Paper No. 199-12
Presentation Time: 9:00 AM-6:30 PM
PARTIAL MELTING OF ECLOGITE DUE TO PROGRADE BREAKDOWN OF AMPHIBOLE: AN EXAMPLE FROM THE ALGONQUIN TERRANE, WESTERN GRENVILLE PROVINCE, CANADA

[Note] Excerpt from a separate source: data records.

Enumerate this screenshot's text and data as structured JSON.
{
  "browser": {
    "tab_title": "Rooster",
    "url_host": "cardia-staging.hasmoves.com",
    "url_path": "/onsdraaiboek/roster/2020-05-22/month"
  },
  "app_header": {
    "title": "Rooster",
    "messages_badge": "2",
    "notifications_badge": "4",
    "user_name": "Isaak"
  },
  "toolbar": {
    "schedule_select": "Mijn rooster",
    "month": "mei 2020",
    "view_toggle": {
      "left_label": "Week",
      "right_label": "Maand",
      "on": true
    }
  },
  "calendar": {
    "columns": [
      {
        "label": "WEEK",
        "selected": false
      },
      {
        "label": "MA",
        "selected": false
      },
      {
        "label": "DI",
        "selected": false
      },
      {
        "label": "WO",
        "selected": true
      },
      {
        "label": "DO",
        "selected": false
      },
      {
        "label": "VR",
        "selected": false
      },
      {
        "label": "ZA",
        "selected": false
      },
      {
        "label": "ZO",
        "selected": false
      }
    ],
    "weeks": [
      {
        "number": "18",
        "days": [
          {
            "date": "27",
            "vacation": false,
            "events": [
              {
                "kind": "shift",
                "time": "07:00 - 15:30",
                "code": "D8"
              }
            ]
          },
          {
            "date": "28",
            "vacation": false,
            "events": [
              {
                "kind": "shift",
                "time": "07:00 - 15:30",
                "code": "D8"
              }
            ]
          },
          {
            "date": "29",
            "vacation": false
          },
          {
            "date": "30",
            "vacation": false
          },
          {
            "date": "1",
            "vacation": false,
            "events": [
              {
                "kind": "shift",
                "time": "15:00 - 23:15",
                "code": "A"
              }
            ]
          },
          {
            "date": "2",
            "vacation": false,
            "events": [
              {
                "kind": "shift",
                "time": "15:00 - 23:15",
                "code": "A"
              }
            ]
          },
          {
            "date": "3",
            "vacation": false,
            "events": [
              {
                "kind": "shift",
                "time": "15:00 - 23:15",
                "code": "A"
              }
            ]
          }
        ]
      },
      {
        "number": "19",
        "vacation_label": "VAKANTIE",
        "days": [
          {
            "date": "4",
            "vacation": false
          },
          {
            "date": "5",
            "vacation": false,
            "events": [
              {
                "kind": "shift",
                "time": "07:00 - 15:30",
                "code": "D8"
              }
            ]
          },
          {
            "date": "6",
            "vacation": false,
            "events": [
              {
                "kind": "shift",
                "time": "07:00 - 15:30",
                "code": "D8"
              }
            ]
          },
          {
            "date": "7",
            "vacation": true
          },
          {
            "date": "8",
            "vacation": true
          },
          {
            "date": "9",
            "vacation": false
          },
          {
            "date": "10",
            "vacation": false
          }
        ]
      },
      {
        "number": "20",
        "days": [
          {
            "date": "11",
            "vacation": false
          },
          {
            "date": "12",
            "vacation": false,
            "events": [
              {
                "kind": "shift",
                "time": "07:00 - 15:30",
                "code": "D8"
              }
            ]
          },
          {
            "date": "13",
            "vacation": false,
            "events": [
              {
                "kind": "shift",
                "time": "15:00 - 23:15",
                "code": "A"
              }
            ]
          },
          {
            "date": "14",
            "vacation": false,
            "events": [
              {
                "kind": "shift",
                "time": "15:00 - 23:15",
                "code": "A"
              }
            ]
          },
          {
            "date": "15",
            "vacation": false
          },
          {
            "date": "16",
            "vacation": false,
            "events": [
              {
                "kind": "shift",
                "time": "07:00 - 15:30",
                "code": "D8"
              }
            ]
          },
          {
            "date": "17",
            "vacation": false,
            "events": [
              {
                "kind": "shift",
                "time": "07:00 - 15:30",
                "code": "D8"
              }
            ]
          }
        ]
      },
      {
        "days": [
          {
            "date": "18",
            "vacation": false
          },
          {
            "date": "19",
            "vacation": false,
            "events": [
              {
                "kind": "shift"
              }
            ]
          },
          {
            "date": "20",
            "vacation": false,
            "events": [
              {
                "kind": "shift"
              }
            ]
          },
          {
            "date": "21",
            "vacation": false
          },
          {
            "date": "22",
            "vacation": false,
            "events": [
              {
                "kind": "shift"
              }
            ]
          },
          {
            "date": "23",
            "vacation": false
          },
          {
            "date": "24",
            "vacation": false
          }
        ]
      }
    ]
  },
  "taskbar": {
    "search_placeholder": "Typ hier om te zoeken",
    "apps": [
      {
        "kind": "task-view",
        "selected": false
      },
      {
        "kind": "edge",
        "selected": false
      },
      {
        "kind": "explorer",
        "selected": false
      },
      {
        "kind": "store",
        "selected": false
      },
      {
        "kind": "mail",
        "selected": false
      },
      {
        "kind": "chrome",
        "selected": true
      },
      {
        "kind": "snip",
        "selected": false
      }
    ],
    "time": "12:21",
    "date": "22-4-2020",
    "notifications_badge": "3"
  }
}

Retrogressed eclogites from the Algonquin terrane in the western Grenville Province, Canada, were studied to better understand the partial melting of metabasite at high pressure. The studied samples contain the peak mineral assemblage garnet, omphacite, biotite, plagioclase, and rutile coexisting with melt, but amphibole and phengite were present on the prograde path due to crystallized mineral inclusions in garnet. Both microscale and mesoscale textures show that the eclogites were partially melted. Melt-related textures, such as polymineralic inclusions, cuspate textures and neoblasts, demonstrate that pockets of melt were present in the eclogites. Polymineralic inclusions of plagioclase + K-feldspar + ilmenite ± amphibole ± biotite ± apatite in garnet crystallized from melt, which was captured during garnet growth. Sharp cuspate boundaries from plagioclase to other phases (e.g. garnet and clinopyroxene) mimic the original melt-solid interface. Neoblasts of garnet with euhedral crystal faces were formed as a peritectic phase during melting of the eclogites. Leucocratic veins without external connections, present in the eclogite pod at outcrop scale, are interpreted as crystallized melt pockets which derived internally. Pseudosection modeling of one eclogite sample considering chemically zoned garnet yielded a prograde pressure-temperature (P-T) path from 1.5 GPa, 700 °C to 1.75 GPa, 780 °C, both under suprasolidus conditions. Along this prograde path, modal percentages of garnet and melt increased in response to the breakdown of amphibole along with minor involvement of phengite. The calculated melt composition is consistent with the crystallized trondhjemitic melt documented in the samples. The melt in the modeled rock crystallized during exhumation to P-T conditions of 0.6–0.8 GPa, 710–750 °C, which were estimated using empirical thermobarometry. This study shows that eclogites from Proterozoic collisional orogens can be partially melted on the prograde path, contributing to differentiation of lower continental crust and leading to crustal weakening.